The Morris Park Community Association will host a town hall about a contentious traffic plan.
The MPCA will sponsor the open forum to hear the community’s reaction to a ‘road diet’ proposal for Morris Park Avenue put forth by the NYC Department of Transportation at a town hall-style meeting that will gather on Wednesday, November 28.
The meeting will be held at P.S. 83 at 7 p.m., said Frank Agovino, MPCA vice president.
The plan, part of a citywide initiative to improve pedestrian safety called Vision Zero, would see Morris Park Avenue’s current two lane roadways (including travel lanes and combined travel/parking lanes) in both directions reduced to a single travel lane in either direction between Bronxdale and Newport avenues.
Additionally, as in other communities that have implemented the road narrowing to slow down traffic, a 10-foot-wide turn bay and flush median would be added in the middle of Morris Park Avenue, along with five-foot-wide bike lanes in both direction, according to a DOT proposal.
Agovino said that he believes the DOT proposal, which has already received a cool reception from the leadership of local community groups, would have unintended consequences and would be harmful to the quality of life in Morris Park.
“We are concerned that the plan will increase congestion,” said Agovino of the commercial shopping strip, adding, “Especiallly on our side streets.”
Agovino said reducing the travel lanes would force car traffic to side-streets that are in some cases already seeing an increase in traffic congestion.
“The Morris Park Community Association is there fighting for the community and we are hoping that the Morris Park community will come out and express their feelings on this proposal,” said Agovino.
The MPCA vice president also expressed his concern that the BX10 and BX21 bus routes would encounter slower service.
Additionally, Agovino said he was worried about the first responders.
“FDNY ambulances use Morris Park Avenue as a route to get to the hospitals,” he said, indicating that the impact on Jacobi Medical Center’s and Einstein Hospital’s must be taken into consideration.
“I am also concerned about what will happen when the loading zones are implemented on the avenue,”Agovino said.
When asked about DOT’s Corridor Safety Improvement plan for Morris Park Avenue, Councilman Mark Gjonaj said that he believes that a Metro North Station, being planned for Morris Park Avenue’s terminus at Stillwell Avenue, must also be taken into consideration.
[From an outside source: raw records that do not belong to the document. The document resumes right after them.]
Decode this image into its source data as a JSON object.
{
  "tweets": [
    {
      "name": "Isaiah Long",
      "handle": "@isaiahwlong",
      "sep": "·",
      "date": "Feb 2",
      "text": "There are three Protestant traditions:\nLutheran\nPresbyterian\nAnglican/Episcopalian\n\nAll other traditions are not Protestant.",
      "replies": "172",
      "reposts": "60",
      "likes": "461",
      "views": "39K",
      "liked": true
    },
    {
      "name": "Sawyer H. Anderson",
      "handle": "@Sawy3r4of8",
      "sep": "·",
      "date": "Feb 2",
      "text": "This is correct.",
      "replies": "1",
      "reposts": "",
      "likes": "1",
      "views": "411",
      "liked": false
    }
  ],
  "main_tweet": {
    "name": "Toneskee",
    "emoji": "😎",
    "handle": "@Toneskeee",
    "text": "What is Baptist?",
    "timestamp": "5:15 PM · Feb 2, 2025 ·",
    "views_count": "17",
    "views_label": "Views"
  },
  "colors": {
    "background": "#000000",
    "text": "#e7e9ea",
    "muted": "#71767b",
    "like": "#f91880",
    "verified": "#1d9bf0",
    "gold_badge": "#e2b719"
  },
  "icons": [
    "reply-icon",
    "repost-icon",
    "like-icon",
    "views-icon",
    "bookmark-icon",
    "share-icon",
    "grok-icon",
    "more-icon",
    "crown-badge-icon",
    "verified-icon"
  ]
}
The councilman said that there still has to be a study conducted in regard to the impact of traffic concerning the planned Metro North station.
“We obviously have congestion which we see day in and day out,” said Gjonaj, adding, “When you have congestion, you are supposed to invest in roads and expand.”
He added: “You are supposed to take two lanes and make three lanes, not go the other way.”
The councilman said that as a public servant he plans to represent the will of the people and the resonse he has received so far indicates that the community is opposed to the plan.